I know my name makes me stand out. In general, I think that’s a good thing: I’ve had lots of clients choose me because I stand out in a crowd. I’ve also had more than a few clients think they were working with a man and were very surprised to find otherwise. It has occasionally bothered me — there are plenty of photos of me floating around out there, which any client doing a little due diligence is bound to come across. Over all though, I tend to get a chuckle out of the confusion and move on.
Right now, though, I’m wondering if having a name that isn’t clearly feminine has worked in my favor.
Yesterday, Copyblogger posted a piece titled, “Why James Chartrand Wears Women’s Underpants.” I almost didn’t read the post, assuming that it would be interesting but just another post about marketing that I could afford to skip. But that comment about women’s underpants wasn’t just a clever headline. James Chartrand really does wear women’s underwear — because James is a woman.
I encourage you to read the whole post, but it boils down to the fact that James discovered that she could land a lot more clients by using a male pen name.

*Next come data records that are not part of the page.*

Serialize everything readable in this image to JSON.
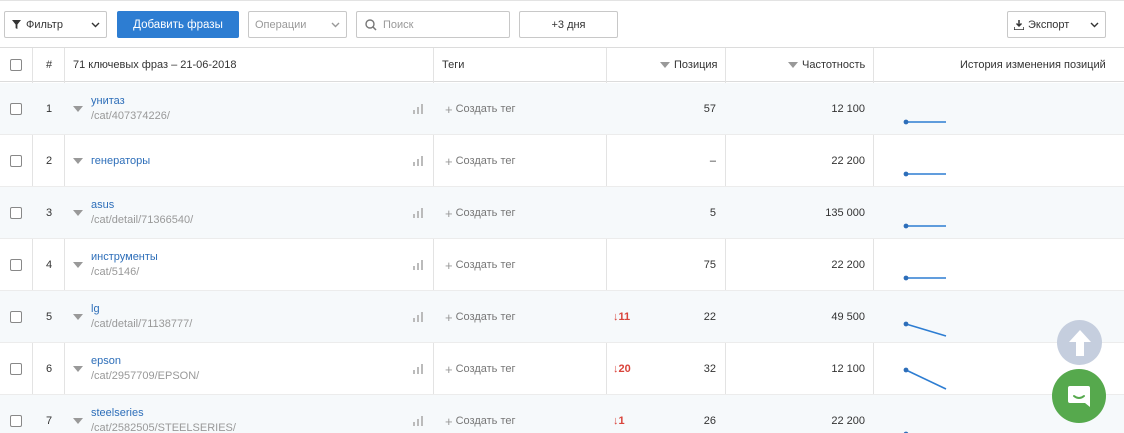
{
  "toolbar": {
    "filter_label": "Фильтр",
    "add_label": "Добавить фразы",
    "operations_label": "Операции",
    "search_placeholder": "Поиск",
    "days_label": "+3 дня",
    "export_label": "Экспорт"
  },
  "table": {
    "col_num": "#",
    "col_keywords": "71 ключевых фраз – 21-06-2018",
    "col_tags": "Теги",
    "col_position": "Позиция",
    "col_frequency": "Частотность",
    "col_history": "История изменения позиций",
    "create_tag_label": "Создать тег",
    "rows": [
      {
        "n": "1",
        "name": "унитаз",
        "url": "/cat/407374226/",
        "change": "",
        "position": "57",
        "frequency": "12 100",
        "trend": "flat"
      },
      {
        "n": "2",
        "name": "генераторы",
        "url": "",
        "change": "",
        "position": "–",
        "frequency": "22 200",
        "trend": "flat"
      },
      {
        "n": "3",
        "name": "asus",
        "url": "/cat/detail/71366540/",
        "change": "",
        "position": "5",
        "frequency": "135 000",
        "trend": "flat"
      },
      {
        "n": "4",
        "name": "инструменты",
        "url": "/cat/5146/",
        "change": "",
        "position": "75",
        "frequency": "22 200",
        "trend": "flat"
      },
      {
        "n": "5",
        "name": "lg",
        "url": "/cat/detail/71138777/",
        "change": "↓11",
        "position": "22",
        "frequency": "49 500",
        "trend": "down"
      },
      {
        "n": "6",
        "name": "epson",
        "url": "/cat/2957709/EPSON/",
        "change": "↓20",
        "position": "32",
        "frequency": "12 100",
        "trend": "down-steep"
      },
      {
        "n": "7",
        "name": "steelseries",
        "url": "/cat/2582505/STEELSERIES/",
        "change": "↓1",
        "position": "26",
        "frequency": "22 200",
        "trend": "flat"
      }
    ]
  },
  "colors": {
    "accent": "#2d7dd2",
    "link": "#2d6eb9",
    "negative": "#d9443b",
    "chat": "#56a94d"
  }
}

It’s a tough truth that there are still clients out there that, without even thinking about their decisions, offer male writers better gigs and better pay. It’s not just a question of gender, either — many clients are likely to choose writers with ‘American’ names, or at least names with European roots, rather than Indian or Hispanic.
So What Are You Going To Do About It?
Using a pen name is an option: James demonstrates how useful it’s been. However, there are some logistics that are worth considering before you jump into writing under another name:
- If you’re choosing a name of the opposite gender, you may not be able to talk to your clients on the phone without a lot of explanation.
- Signing contracts and accepting checks under another name can be tough. At the bare minimum, you’ll probably want to create a business so that you can use the business’ name for things like taking payment.
- You may have some fall out when clients and others learn that you aren’t who they think you are.
That last one is one of the biggest concerns in my mind. A little ambiguity isn’t too bad. My clients and I tend to get a laugh out of any situation which gets me addressed as ‘Mr. Bram.’ But I’d never want my clients to even consider the idea that I was deliberately trying to give them the wrong impression about myself.
Using a pen name full-time, as James does, can be difficult, especially when you get into questions of ethics. I think that James has handled it well — she explained the situation on her own, without prompting — but if you’re considering doing something similar, think about what it will take for you to approach the idea with the same honesty. It’s not a trivial matter.